I have this problem where everything I write comes out like a conversation or a sermon. I write in the same way I would like to talk.
The problem with this is that I have to write academic papers now. You can’t write conversationally in papers discussing the history of biblical exegesis.
So, I started writing this paper about how church fathers (or parents, as we are required to say in our inclusive, gender-neutral writing regulations) read the Song of Songs… and I came across this quote from Origen about the Song of Songs… and I wrote something really cool but totally unusable academically….
So I thought I would share it here…
In the Song of Songs, the narrative is driven by the Bride and the Bridegroom’s longing for each other during a period of time between their betrothal and the consummation of their marriage. The couple is separated by physical distance. The Bride longs for her future husband and says “Let him kiss me with the kisses of his mouth.” (20) Origen draws a direct connection between the desires of the Bride and the anticipation of the church as it waits for the return of Christ. Writing in his own voice he says:

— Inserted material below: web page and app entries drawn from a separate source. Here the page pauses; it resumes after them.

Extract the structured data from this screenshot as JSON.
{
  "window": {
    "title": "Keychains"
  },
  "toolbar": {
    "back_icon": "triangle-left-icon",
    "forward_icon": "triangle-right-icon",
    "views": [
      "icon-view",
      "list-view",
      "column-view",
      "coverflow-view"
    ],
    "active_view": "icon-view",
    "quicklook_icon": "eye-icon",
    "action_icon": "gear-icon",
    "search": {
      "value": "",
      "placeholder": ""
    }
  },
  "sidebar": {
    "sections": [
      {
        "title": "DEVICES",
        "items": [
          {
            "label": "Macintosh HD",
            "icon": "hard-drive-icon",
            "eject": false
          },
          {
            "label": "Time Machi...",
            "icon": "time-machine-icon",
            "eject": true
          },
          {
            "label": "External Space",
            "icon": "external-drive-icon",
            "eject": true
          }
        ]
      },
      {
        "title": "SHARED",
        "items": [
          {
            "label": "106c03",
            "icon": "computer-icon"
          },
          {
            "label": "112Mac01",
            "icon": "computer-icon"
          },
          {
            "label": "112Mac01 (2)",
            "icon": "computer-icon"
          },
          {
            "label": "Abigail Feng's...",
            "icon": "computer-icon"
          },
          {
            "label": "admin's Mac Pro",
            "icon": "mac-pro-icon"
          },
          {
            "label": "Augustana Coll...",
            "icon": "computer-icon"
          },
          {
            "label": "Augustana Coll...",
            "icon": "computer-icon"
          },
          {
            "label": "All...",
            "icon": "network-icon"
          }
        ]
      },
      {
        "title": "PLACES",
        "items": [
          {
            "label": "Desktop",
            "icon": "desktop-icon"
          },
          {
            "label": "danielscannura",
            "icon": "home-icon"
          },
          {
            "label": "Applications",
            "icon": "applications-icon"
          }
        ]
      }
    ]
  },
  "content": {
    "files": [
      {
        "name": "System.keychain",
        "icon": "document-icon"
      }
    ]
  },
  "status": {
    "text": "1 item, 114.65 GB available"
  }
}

“…for this reason I beseech you, Father of my spouse, and pour out my prayer, that you will look with pity upon this love of mine and send him, so that now he may not speak to me any longer by way of his ministering angels and his prophets, but may come in his very own person and kiss me with the kisses of his mouth…” (21)

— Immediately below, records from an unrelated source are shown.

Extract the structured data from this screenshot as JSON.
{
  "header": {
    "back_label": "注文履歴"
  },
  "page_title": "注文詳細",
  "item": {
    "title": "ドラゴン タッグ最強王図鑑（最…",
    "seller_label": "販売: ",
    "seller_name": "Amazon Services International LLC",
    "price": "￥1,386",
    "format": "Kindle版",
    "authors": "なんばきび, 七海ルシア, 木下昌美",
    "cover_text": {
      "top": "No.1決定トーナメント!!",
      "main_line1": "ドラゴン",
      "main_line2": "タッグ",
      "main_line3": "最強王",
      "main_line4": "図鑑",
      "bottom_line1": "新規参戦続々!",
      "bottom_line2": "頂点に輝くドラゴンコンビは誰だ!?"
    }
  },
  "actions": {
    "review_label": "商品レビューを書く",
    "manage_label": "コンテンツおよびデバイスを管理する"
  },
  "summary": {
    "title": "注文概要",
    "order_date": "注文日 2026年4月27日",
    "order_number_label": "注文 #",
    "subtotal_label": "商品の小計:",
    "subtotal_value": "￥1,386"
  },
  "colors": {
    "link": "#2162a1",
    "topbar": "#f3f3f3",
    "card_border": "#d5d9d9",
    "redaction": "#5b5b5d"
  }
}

Origen seems to be affected by the words of the ancient story. He uses very strong phrases such as “I beseech you, Father” and “look with pity on this love of mine”. He is not a passive exegete that is engaging the text only with his intellect. I would suggest that, much like the Bride in the Song of Songs, Origen is experiencing something real and moving. When he reads the Bride’s words he hears the echoes of his own heart’s desire to stand in the presence of Jesus and see his face and be wrapped up in his loving arms.